The Voice of the Patient
by Loretta Downs
My mother’s end-of-life was fifteen years long. It began the day my father died and she became involuntarily dependent upon her children to fill the roles he had played in her life throughout their 61-year marriage. We managed relatively well and her health continued to be good until 1998, when she was 86. Between that year and 2006 she spent two years in an independent living facility, and six years in a nursing home, made twelve trips to the emergency room, and was hospitalized five times.
Despite all these radical turning points in her health status and the opportunities they presented to open a conversation about our mother’s goals of care with the help and guidance of medical professionals, we did not. No one broached the subject.
Instead, we stumbled from crisis to crisis, tripping over our discomfort at using “The D Word” despite an obvious, progressive decline toward her inevitable death.
It was the 2005 Terri Schiavo case that brought my awareness to the potential tragedy awaiting us and gave me courage. My mother was 92 by then. One day we were together in her bed sharing a cup of coffee with ice cream in it, when I casually asked, “Do you ever think about the future, Mom?” She looked straight at me and replied, “I’m living my future.”
I gazed into her eyes, the same ones that define my face, and asked tentatively, “What if something happens to you and you can’t talk. What do you want us to do?” She slowly turned her head forward, stared at the wall covered in photos and greeting cards, and said softly, “You girls will know what to do.”
Not long after she was found unresponsive by an aide delivering lunch and was sent to the hospital. A few days into this semi-conscious state, an unfamiliar doctor took me into the hall and crisply said, “Your mother needs a feeding tube or she’ll starve to death.” I took a deep breath, let tears flow, and calmly replied, “Let’s call hospice instead.”
Within hours, a hospice nurse was at the hospital explaining what I might expect of the dying process and the services they would provide along the continuum. Mother was returned to her home at the Fairmont Care Center and I moved into her room with an air mattress to keep vigil.

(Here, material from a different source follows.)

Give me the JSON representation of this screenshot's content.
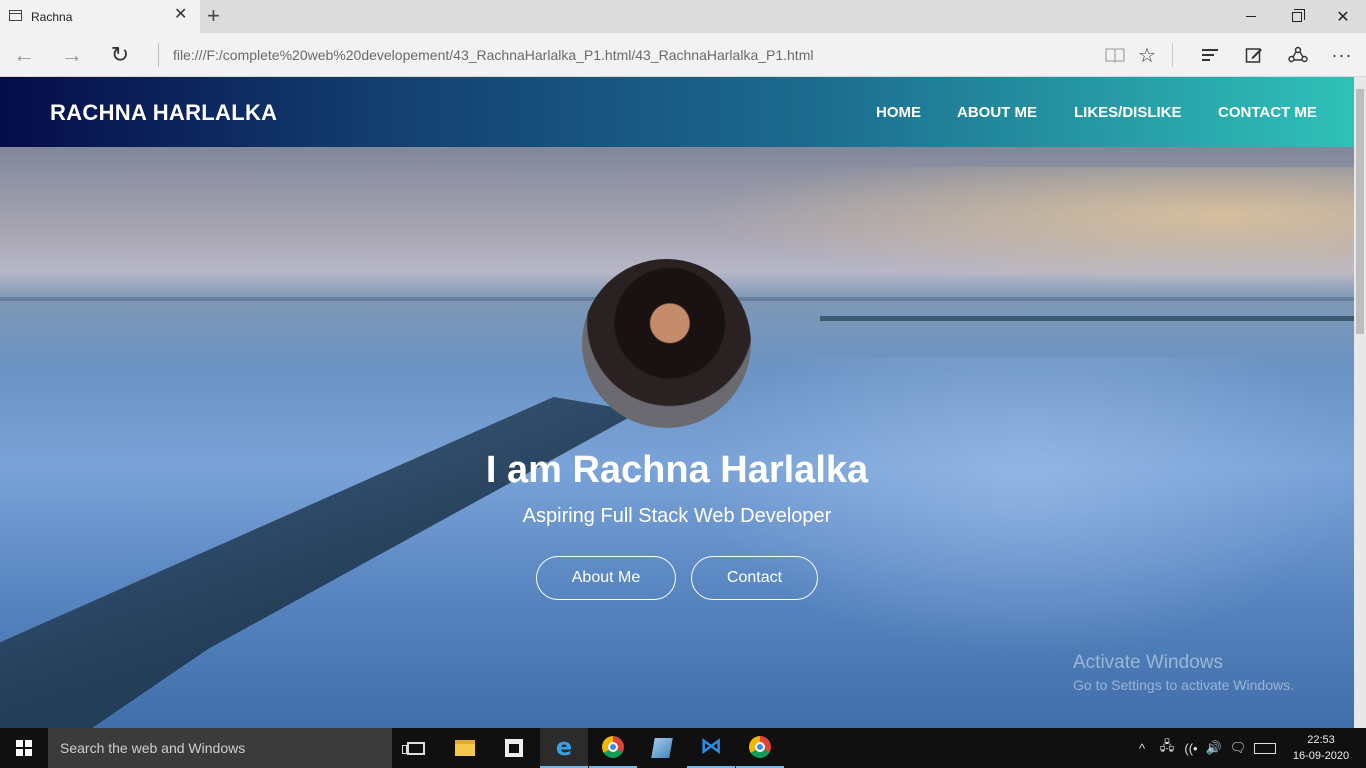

Three days later she sat up and asked, “Where’s my lunch?”
She thrived as a hospice patient. The added attention from the compassionate hospice workers, the nursing home staff and her family were sufficient reasons to “keep on going” as she liked to say. After three months she was discharged. Oddly, six months later the scenario repeated itself, the only difference being that when she was discharged, my mother was happy for the first time in her life. She had used her time in hospice, as had I, to make peace with her life. She told me she was happy.
Over the next four months we cared for her with massive doses of love and time and sweet treats. Then she had a stroke. In the emergency room her face and right arm were slack but her left hand gripped mine like a vise. She was afraid.
A doctor examined her and recommended admitting her to the hospital for tests but I refused, choosing hospice one more time. Mother let go of my hand. We returned to the Fairmont Care Center and moved into the Chrysalis Room I wrote about in the November issue of Hospital Newspaper where she was comforted, cared for by loving hands, and companioned by people she loved for eight days. She was home and ready to die.
Although I know I made the right decision for my mother, I wish she had been able to share her end-of-life decisions with me the way I am able to share mine with my health care proxy. What she and her children desperately needed in those fifteen years that marked my mother’s end of life, were crossing guards at every turning point who could ask us, “Do you ever think about the future?”
If you and I are going to receive the care we want at the end of our lives, we have to voice our choices. All of us – especially those who work in healthcare – need to lead by example. Make your healthcare decisions, talk often about your advance care plan, review and revise it every few years or when you experience a change in relationship to your Power of Attorney, move to another state, or get diagnosed with a life-limiting illness.
April 16, 2010 is National Healthcare Decisions Day. Use it as motivation to complete your healthcare directives. Use it as a reason to hold educational events in your communities. Use the resources at www.nhdd.org to help those who, like me, need someone like you to help them navigate the rugged road at the end of life.
Delivered at the Illinois Hospital Association Conference on November 17, 2010